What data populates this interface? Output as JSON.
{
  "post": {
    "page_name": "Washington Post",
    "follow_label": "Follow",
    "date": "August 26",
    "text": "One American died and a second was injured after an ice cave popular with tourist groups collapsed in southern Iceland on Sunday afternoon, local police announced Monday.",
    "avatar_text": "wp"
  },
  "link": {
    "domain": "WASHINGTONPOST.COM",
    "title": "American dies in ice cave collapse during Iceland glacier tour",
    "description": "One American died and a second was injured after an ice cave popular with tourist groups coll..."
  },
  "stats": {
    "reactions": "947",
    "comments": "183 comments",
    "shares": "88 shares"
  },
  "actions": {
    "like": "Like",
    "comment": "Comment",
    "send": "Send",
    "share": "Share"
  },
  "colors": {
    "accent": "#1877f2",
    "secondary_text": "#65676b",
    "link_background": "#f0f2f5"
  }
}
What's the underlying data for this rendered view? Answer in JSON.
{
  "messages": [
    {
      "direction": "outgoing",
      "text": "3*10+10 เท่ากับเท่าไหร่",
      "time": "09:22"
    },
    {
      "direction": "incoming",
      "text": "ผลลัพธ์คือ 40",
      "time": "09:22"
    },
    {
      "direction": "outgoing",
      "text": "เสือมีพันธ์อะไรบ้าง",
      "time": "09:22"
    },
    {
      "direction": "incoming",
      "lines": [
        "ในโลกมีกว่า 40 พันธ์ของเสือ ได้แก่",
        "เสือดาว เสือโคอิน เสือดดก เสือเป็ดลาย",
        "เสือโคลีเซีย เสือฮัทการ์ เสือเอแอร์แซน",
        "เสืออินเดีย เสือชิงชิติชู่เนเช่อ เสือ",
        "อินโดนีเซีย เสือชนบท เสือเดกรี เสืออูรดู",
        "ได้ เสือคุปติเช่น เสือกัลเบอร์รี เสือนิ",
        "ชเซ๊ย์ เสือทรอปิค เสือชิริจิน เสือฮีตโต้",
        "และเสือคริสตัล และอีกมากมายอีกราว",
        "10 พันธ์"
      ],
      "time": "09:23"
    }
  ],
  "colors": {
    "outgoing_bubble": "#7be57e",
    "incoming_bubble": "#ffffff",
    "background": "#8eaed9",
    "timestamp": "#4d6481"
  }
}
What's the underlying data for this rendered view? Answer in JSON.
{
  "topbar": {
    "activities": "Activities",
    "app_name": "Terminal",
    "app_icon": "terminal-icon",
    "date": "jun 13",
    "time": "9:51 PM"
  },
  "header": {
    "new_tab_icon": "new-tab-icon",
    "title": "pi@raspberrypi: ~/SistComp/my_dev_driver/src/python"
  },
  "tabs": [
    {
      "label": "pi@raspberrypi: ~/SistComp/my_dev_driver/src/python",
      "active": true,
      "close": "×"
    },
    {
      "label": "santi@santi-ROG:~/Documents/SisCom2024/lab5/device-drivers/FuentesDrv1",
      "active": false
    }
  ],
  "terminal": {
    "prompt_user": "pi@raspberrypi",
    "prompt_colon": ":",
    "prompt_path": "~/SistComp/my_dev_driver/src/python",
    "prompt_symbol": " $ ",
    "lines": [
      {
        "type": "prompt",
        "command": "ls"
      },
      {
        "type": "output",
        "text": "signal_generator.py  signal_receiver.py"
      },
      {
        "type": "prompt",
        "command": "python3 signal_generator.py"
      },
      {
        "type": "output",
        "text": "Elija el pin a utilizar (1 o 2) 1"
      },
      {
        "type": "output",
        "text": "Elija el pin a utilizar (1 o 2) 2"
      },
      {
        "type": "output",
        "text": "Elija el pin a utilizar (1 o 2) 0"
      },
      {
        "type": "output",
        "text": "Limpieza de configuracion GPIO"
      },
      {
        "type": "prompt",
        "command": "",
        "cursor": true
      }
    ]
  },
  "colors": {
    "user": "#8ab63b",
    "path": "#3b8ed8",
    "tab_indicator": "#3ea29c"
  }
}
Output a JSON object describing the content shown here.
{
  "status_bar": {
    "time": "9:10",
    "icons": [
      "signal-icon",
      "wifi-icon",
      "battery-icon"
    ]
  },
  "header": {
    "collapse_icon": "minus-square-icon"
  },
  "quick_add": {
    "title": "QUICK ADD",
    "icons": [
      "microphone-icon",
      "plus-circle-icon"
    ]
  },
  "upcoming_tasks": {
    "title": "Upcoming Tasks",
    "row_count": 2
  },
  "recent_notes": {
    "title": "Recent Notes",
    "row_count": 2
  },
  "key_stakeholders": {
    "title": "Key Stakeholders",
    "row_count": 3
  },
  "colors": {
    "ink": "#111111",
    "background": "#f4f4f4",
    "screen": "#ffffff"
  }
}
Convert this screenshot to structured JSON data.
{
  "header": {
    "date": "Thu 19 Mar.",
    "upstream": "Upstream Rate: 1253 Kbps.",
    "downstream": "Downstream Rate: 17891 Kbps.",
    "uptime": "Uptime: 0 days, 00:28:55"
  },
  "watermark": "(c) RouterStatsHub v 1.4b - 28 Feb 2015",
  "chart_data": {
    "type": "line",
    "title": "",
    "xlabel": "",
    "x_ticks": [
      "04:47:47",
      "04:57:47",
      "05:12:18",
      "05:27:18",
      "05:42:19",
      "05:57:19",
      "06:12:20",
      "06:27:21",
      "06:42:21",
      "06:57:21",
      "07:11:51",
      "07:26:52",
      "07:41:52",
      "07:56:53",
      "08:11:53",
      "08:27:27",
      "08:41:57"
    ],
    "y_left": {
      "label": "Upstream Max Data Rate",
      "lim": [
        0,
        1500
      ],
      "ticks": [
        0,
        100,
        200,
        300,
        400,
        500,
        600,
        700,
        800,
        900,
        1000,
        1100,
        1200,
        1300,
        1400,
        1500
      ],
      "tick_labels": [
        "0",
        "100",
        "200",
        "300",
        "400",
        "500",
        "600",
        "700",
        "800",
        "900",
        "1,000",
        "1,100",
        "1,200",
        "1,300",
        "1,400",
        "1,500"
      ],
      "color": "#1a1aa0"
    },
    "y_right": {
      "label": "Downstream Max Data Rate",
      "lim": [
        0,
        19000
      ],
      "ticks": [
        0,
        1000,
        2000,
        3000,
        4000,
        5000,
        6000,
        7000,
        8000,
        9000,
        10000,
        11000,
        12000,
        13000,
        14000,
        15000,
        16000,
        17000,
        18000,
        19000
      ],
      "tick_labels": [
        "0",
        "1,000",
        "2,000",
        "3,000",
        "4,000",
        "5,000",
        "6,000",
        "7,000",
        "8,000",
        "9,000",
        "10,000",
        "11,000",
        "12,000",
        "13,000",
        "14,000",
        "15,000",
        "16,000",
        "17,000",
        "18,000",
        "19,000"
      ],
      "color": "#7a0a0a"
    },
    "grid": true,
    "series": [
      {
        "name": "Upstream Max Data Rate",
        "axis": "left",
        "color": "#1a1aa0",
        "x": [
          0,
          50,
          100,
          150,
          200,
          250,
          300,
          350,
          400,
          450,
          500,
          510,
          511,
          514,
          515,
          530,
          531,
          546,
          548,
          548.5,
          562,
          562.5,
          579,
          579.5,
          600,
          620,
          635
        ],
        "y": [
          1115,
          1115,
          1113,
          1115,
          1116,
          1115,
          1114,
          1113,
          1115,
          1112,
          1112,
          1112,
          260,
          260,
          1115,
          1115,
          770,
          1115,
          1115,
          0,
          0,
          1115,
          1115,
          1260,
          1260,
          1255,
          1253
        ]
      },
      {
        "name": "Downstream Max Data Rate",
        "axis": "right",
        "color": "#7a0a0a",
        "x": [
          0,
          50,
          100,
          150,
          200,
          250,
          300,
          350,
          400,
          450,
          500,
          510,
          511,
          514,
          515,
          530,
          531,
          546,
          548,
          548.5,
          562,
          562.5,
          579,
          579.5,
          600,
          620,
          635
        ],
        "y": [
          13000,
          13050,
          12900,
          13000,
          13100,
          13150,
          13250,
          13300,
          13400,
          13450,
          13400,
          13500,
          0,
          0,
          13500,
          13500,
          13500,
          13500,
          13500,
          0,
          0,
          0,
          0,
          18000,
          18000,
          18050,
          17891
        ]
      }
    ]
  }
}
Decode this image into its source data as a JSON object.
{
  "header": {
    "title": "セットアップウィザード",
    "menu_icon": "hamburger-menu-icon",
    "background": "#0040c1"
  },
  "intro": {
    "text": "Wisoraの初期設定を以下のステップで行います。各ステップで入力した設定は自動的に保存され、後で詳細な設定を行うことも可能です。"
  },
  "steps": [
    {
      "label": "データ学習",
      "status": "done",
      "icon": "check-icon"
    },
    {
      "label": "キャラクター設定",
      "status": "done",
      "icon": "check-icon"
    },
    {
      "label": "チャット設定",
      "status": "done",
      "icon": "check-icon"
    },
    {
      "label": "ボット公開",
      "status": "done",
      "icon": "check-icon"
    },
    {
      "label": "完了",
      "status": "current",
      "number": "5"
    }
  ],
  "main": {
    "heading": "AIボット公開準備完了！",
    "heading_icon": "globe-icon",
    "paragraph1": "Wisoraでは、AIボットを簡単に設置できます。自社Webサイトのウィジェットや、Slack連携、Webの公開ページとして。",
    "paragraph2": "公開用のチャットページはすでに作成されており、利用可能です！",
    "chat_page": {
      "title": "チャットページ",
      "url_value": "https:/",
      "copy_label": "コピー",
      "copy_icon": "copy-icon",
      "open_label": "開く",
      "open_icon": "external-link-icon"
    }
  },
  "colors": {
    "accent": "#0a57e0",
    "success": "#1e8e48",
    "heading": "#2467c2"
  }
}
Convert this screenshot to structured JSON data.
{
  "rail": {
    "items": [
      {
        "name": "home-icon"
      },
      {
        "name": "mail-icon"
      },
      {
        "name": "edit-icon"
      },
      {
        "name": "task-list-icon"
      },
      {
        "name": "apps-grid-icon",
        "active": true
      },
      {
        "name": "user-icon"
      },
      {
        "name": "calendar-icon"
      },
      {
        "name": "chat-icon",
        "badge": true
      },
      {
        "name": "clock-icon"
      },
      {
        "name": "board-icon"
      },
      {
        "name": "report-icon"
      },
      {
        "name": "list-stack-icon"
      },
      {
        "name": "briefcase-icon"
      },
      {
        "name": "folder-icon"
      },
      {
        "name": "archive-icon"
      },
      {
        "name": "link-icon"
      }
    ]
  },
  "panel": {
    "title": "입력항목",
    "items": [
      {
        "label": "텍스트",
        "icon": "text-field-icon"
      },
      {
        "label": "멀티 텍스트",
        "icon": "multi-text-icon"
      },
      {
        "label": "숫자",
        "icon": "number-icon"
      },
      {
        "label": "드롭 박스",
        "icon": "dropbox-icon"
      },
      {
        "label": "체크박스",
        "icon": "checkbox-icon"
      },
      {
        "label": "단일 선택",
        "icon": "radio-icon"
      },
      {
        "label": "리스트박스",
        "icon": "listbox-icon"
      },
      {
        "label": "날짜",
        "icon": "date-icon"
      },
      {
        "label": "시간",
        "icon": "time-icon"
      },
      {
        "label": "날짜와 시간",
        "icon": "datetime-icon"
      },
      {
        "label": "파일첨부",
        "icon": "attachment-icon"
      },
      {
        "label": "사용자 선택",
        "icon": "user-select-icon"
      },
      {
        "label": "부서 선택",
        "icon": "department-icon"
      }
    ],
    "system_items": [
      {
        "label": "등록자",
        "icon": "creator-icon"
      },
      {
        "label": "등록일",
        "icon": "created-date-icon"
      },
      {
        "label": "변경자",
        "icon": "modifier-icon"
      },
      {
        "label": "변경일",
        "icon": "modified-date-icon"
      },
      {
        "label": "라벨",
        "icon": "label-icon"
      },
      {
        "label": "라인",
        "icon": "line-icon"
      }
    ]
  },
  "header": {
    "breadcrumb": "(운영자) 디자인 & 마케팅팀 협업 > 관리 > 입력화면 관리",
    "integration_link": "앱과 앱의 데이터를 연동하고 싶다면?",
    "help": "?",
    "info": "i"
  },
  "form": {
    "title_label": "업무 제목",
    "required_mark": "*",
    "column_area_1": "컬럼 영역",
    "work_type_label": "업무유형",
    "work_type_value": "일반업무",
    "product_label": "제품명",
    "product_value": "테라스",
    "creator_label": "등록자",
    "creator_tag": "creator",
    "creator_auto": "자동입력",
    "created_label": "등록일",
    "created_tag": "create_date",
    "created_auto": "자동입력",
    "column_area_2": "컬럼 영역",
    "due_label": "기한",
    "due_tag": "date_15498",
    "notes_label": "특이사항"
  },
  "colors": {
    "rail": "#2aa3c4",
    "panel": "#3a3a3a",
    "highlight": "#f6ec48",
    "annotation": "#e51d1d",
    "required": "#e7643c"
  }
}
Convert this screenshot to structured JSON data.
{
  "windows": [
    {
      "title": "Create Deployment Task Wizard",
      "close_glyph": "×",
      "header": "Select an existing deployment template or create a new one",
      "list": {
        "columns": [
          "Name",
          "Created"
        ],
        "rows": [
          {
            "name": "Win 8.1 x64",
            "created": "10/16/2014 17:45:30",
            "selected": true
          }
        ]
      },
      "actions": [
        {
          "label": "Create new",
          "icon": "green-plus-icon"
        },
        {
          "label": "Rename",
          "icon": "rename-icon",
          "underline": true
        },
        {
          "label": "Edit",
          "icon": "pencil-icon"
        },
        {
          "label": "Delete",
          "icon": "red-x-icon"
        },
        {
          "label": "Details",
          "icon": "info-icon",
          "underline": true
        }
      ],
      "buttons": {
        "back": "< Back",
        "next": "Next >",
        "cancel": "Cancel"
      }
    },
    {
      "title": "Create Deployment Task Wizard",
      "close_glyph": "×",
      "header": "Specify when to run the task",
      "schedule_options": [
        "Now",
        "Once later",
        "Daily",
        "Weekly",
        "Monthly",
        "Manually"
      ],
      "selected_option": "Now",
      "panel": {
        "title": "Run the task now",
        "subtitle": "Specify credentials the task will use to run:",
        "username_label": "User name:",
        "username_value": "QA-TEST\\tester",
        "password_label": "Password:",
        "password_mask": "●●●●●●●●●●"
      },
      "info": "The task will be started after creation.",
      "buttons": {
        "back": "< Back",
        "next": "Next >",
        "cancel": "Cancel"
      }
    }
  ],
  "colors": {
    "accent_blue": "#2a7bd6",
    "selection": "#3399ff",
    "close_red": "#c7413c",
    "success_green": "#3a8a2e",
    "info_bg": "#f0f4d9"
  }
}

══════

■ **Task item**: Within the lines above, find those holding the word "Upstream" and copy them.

■ **Solution for this problem**:
    "upstream": "Upstream Rate: 1253 Kbps.",
      "label": "Upstream Max Data Rate",
        "name": "Upstream Max Data Rate",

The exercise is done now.